PROBLEM TO WORK ON -> Tally the lines of these entries that include "screenshot"; respond with only that tally.
****************
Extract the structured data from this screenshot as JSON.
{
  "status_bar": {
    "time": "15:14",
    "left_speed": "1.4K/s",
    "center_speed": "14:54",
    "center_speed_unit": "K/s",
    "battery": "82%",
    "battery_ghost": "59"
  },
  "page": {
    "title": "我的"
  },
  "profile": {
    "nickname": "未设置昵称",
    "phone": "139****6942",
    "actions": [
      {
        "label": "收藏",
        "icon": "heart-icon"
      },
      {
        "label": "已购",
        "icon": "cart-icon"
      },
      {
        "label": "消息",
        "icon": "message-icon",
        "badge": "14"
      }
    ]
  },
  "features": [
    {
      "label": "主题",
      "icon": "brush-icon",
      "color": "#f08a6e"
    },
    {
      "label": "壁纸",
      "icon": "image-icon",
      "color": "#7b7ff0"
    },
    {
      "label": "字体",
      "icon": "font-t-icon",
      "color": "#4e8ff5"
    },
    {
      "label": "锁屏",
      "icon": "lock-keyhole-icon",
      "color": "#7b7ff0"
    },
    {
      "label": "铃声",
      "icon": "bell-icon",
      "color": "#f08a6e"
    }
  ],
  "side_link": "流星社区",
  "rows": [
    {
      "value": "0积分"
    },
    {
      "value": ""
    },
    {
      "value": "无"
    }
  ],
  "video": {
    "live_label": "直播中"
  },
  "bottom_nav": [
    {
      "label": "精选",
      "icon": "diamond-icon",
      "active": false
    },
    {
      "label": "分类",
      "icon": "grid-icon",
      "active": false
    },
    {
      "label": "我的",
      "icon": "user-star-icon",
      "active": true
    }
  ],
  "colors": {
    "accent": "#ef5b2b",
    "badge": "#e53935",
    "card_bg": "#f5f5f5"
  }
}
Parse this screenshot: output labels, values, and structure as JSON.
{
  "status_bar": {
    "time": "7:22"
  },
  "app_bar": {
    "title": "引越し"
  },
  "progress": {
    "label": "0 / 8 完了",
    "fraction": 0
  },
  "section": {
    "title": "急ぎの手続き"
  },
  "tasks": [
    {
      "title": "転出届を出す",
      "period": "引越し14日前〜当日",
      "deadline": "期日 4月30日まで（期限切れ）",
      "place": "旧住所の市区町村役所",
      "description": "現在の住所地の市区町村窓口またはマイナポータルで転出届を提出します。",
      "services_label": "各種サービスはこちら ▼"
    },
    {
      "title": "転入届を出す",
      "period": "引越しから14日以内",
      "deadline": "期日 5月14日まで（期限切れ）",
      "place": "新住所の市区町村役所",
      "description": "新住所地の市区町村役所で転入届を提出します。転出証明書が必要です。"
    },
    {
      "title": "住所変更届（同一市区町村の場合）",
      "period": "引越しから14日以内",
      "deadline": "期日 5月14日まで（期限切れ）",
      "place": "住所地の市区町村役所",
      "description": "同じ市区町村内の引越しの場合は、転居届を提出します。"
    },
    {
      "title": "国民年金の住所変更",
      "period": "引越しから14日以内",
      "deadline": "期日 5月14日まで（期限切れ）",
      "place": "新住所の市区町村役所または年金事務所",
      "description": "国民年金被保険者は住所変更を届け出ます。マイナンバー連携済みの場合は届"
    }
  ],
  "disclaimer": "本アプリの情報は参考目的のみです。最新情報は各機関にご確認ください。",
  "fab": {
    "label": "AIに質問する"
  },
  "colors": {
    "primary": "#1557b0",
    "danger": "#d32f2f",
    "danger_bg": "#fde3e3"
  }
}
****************
RESPONSE TO THIS EXERCISE -> 2